There cannot be a document to carry on trade on narcotics and splitting the proceeds, for instance. Or, a woman cannot consent to a separation agreement and let it remain that way without a formal decree of judicial separation. The reason is, such an agreement could be avoided by resort to court again by any of the parties.The settlement drafted in writing could be either provisional, sans legalese and left to parties with their counsel to make a more formal document with ‘whereas clauses’(!)for being filed in court or could be a pucca document drafted then and there and signed by both parties. Prepare them in originals in as many multiples sets as there are contesting parties with signatures of all of them.Do not get signatures of any minors, though minors could be beneficiaries to settlement. Any compromise that deals with minor’s interest requires the trappings of due certification by the lawful guardian and a court’s judicial imprimatur.
There is never a ‘failure’ in any settlement. The expression so called will still be a significant sign post for re-orienting parties to make a fair assessment of the merits of their respective claims and prepare them well to take the judicial decision, if it were to go back to the Court in the right spirit. Now, spread your happiness about the concluded settlement to your fellow mediators to increase your own feel good factor!
Mediation inevitably requires at least 2 parties. It is essential to invite the other party and a meeting convened. Depending on the process adopted, the mediation could be completed within few hours or at worst, a few days
The agreement drawn at a court referred mediation, when referred back and approved by the court becomes a decree.
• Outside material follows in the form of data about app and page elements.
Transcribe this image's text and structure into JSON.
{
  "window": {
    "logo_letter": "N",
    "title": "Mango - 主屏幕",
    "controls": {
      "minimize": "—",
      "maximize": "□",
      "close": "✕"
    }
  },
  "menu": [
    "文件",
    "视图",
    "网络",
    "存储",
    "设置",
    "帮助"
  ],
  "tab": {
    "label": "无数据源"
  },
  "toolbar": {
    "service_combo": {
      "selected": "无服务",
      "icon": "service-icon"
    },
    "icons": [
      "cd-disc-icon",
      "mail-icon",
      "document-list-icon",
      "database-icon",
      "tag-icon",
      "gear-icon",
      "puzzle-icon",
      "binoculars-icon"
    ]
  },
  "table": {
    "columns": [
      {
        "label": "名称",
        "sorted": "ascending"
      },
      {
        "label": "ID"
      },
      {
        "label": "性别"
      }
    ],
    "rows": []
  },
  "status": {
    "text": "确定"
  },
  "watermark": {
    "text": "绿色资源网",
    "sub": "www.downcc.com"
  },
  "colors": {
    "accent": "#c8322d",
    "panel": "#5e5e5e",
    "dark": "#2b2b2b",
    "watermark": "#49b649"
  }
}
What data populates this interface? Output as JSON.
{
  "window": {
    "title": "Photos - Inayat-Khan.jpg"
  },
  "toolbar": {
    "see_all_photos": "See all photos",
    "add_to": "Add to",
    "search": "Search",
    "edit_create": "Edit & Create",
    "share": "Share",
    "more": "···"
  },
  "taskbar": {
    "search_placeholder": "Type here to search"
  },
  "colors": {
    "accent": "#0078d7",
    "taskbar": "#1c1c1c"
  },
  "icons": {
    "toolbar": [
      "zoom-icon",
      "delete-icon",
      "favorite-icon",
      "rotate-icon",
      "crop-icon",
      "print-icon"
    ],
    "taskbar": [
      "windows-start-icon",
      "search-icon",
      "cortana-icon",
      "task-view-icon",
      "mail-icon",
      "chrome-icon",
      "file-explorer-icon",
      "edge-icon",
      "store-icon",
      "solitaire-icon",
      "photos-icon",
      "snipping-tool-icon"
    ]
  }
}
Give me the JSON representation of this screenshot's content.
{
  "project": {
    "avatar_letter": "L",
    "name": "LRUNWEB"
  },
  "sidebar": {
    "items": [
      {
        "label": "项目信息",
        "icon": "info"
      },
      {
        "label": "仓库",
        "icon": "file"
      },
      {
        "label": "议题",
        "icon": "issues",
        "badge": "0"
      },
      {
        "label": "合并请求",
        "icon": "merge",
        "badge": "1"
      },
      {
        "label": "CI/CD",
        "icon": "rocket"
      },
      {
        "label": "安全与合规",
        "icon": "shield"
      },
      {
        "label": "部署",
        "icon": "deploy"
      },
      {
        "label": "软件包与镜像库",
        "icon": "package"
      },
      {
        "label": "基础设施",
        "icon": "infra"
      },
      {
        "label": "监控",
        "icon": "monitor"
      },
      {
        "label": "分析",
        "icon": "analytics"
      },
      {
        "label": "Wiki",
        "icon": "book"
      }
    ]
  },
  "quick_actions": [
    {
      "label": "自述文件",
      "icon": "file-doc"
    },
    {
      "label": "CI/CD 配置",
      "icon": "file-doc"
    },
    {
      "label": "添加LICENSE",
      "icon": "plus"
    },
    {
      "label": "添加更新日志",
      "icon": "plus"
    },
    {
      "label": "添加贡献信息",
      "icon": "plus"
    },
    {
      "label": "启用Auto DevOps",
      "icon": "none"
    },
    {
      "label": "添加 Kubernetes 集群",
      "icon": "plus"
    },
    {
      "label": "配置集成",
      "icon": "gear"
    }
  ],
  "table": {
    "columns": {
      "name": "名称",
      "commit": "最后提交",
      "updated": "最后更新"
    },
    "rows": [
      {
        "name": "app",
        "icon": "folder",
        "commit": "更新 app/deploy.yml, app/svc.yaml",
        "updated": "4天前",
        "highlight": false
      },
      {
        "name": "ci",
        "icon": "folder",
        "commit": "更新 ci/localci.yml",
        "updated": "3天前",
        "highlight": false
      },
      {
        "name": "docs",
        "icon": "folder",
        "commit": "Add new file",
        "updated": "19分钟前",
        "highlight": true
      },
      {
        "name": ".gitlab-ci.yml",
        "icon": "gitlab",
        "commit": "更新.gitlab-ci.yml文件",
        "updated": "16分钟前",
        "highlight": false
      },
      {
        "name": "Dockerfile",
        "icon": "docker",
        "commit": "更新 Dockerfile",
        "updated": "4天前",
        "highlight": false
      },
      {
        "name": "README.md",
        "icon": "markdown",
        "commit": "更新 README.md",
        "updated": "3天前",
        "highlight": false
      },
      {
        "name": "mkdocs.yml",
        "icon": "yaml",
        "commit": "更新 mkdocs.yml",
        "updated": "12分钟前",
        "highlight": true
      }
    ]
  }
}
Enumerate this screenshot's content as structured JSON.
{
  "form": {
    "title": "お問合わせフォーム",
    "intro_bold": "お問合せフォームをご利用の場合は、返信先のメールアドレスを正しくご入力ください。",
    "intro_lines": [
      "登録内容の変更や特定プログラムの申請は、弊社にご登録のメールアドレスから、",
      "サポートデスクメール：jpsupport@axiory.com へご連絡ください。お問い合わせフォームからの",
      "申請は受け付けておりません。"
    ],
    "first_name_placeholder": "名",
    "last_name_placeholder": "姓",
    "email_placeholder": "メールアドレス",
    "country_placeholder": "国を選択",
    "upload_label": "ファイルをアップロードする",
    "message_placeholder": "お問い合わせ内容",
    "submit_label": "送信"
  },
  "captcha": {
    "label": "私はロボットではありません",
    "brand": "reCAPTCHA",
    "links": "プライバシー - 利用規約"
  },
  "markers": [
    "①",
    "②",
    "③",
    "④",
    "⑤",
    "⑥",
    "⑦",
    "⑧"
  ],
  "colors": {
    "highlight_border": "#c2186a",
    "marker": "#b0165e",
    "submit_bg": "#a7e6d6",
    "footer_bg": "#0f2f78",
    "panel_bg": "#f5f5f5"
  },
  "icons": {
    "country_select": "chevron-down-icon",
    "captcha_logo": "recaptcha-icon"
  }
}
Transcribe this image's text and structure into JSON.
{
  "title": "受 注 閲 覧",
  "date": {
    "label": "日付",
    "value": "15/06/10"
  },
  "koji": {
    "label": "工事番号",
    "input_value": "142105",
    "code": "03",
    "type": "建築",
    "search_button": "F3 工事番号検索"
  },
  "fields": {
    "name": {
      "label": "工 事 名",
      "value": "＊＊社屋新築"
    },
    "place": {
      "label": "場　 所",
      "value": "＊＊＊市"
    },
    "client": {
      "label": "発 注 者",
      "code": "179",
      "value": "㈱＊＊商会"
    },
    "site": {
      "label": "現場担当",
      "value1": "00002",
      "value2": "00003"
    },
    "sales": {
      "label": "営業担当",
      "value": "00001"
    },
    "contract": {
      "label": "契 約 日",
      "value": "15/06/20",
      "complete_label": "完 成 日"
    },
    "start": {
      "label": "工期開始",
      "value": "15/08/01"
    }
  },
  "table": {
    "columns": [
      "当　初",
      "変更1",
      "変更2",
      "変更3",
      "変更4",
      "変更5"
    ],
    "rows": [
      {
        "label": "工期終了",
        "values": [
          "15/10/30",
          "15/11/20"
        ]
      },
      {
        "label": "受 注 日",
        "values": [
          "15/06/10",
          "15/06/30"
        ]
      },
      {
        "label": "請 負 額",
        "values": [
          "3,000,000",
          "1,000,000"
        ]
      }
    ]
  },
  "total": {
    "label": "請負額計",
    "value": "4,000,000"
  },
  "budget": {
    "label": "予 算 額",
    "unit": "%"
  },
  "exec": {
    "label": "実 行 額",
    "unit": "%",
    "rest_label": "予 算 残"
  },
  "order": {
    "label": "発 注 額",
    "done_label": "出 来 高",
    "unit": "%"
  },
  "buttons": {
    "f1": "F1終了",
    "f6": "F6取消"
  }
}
If otherwise, it will require to be enforced as an ordinary agreement.
There are limited grounds of challenge to a binding agreement. Fraud, coercion and undue influence which will vitiate any agreement could alone be the grounds. Unlawful or illegal agreements could be challenged as such.
The expenses incurred shall, unless otherwise agreed, shall be shared equally by the parties on each side. They shall normally be settled before the commencement of the talks and they may vary depending on the stakes involved.
A day long deliberation with eminent professors and jurists on issues of contemporary relevance, like dilution of Art 370, Constitutional morality and religious beliefs and basic structure doctrine